Airway inflammation is a state of disturbance in the airways where the immune system responds to an apparent threat and causes swelling, itching, redness, and different side effects. Airway inflammation can occur in response to exposure to particulates like dust, toxins, allergens, and different substances. Features of the disease are reversible airflow obstruction, extensive leukocyte infiltration, mucus overproduction, airway hyperresponsiveness and inflammation leading to tissue damage and remodeling. Exhaled nitric oxide is an effective biomarker for airways inflammation. Airways are highly affected in asthma, COPD, allergic rhinitis and other respiratory diseases. The airways are narrowed which is associated with airway hyperresponsiveness and variable airflow obstruction. Multiple cell types such as T helper 2 cells, regulatory T cells, eosinophils, dendritic cells, mast cells, and parenchymal cells of the lung are involved in the pathogenesis. Chronic inflammation can possibly cause irreversible changes to the airways in the lungs.

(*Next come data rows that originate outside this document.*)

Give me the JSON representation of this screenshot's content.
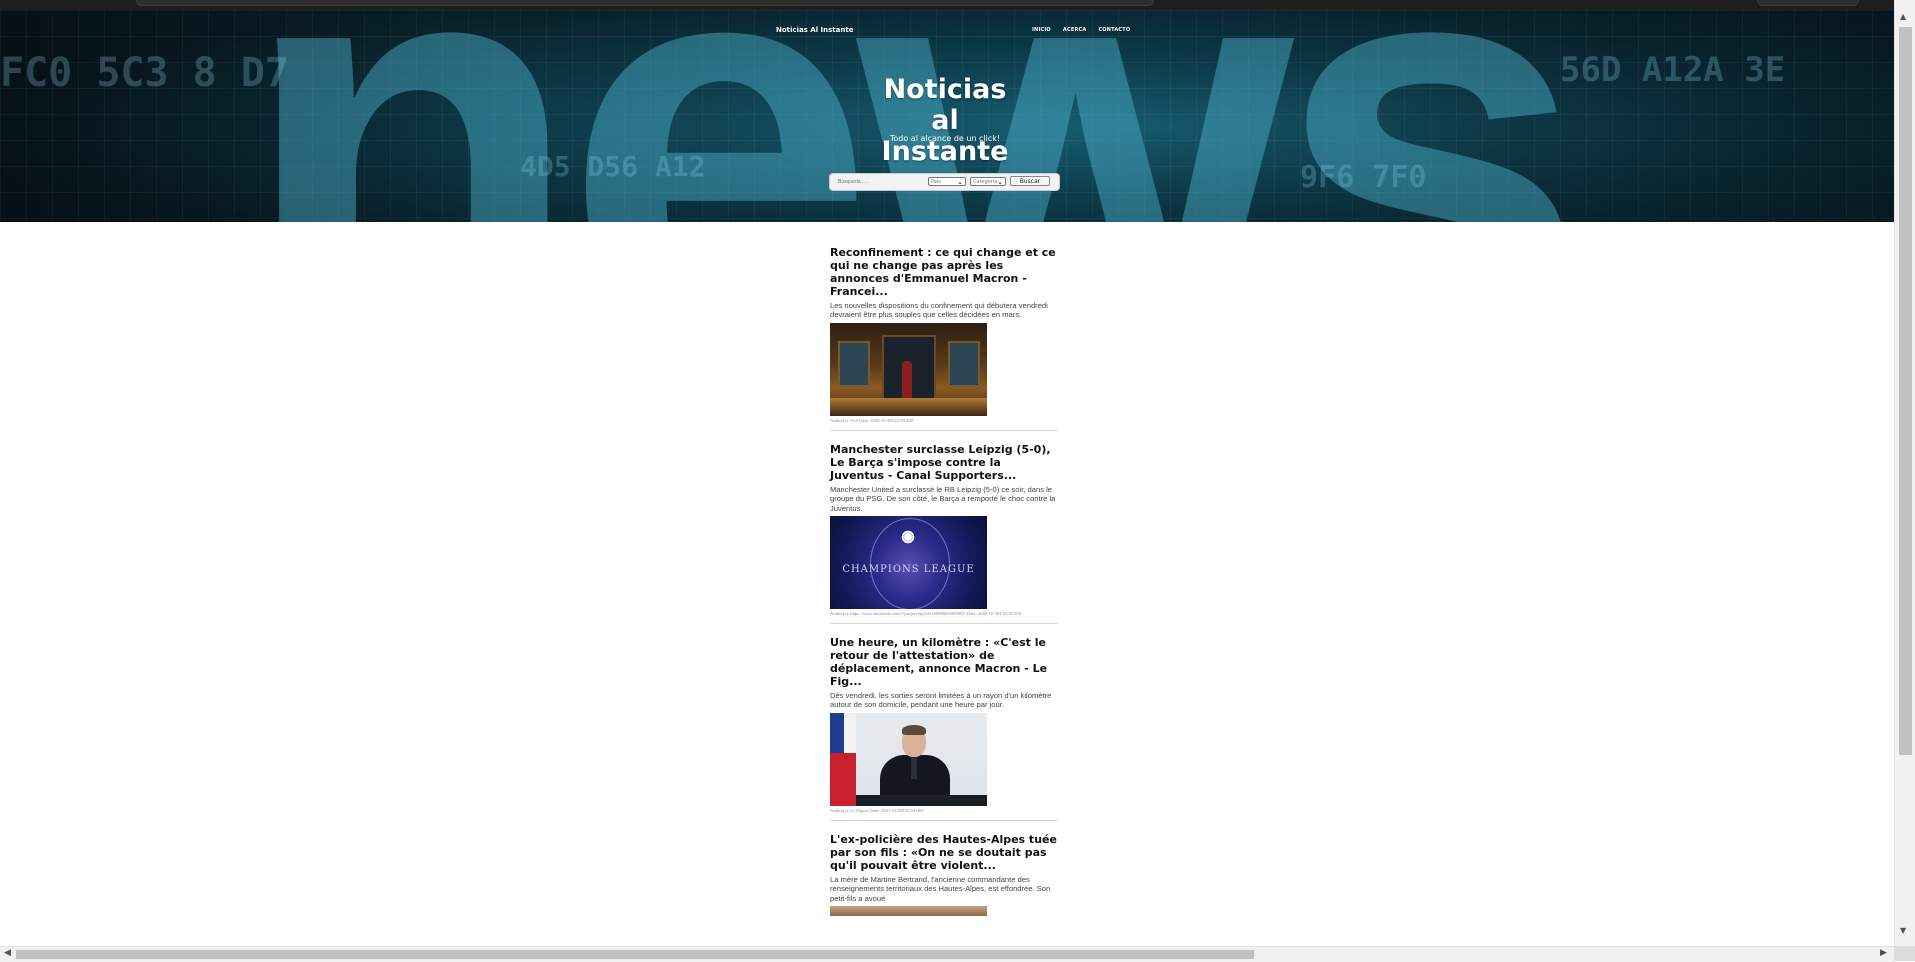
{
  "navbar": {
    "brand": "Noticias Al Instante",
    "links": [
      "INICIO",
      "ACERCA",
      "CONTACTO"
    ]
  },
  "hero": {
    "title": "Noticias al Instante",
    "subtitle": "Todo al alcance de un click!",
    "search_placeholder": "Búsqueda . . .",
    "select_country": "País",
    "select_category": "Categoría",
    "search_button": "Buscar",
    "background_word": "news"
  },
  "articles": [
    {
      "title": "Reconfinement : ce qui change et ce qui ne change pas après les annonces d'Emmanuel Macron - Francei...",
      "description": "Les nouvelles dispositions du confinement qui débutera vendredi devraient être plus souples que celles décidées en mars.",
      "meta": "Author(s): N/A Date: 2020-10-28T22:30:40Z"
    },
    {
      "title": "Manchester surclasse Leipzig (5-0), Le Barça s'impose contre la Juventus - Canal Supporters...",
      "description": "Manchester United a surclassé le RB Leipzig (5-0) ce soir, dans le groupe du PSG. De son côté, le Barça a remporté le choc contre la Juventus.",
      "meta": "Author(s): https://www.facebook.com/?/projet.php?id=100009843869055 Date: 2020-10-28T20:50:50Z"
    },
    {
      "title": "Une heure, un kilomètre : «C'est le retour de l'attestation» de déplacement, annonce Macron - Le Fig...",
      "description": "Dès vendredi, les sorties seront limitées à un rayon d'un kilomètre autour de son domicile, pendant une heure par jour.",
      "meta": "Author(s): Le Figaro Date: 2020-10-28T19:54:00Z"
    },
    {
      "title": "L'ex-policière des Hautes-Alpes tuée par son fils : «On ne se doutait pas qu'il pouvait être violent...",
      "description": "La mère de Martine Bertrand, l'ancienne commandante des renseignements territoriaux des Hautes-Alpes, est effondrée. Son petit-fils a avoué",
      "meta": ""
    }
  ],
  "image_labels": {
    "champions_league": "CHAMPIONS LEAGUE"
  },
  "colors": {
    "hero_accent": "#4fb5cf",
    "header_bg": "#0c3b4a",
    "text_dark": "#111111"
  }
}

High-impact journals are those considered to be highly influential in their respective fields. The impact factor of journal provides quantitative assessment tool for grading, evaluating, sorting and comparing journals of similar kind. It reflects the average number of citations to recent articles published in science and social science journals in a particular year or period, and is frequently used as a proxy for the relative importance of a journal within its field. It is first devised by Eugene Garfield, the founder of the Institute for Scientific Information. The impact factor of a journal is evaluated by dividing the number of current year citations to the source items published in that journal during the previous two years.
Last date updated on July, 2014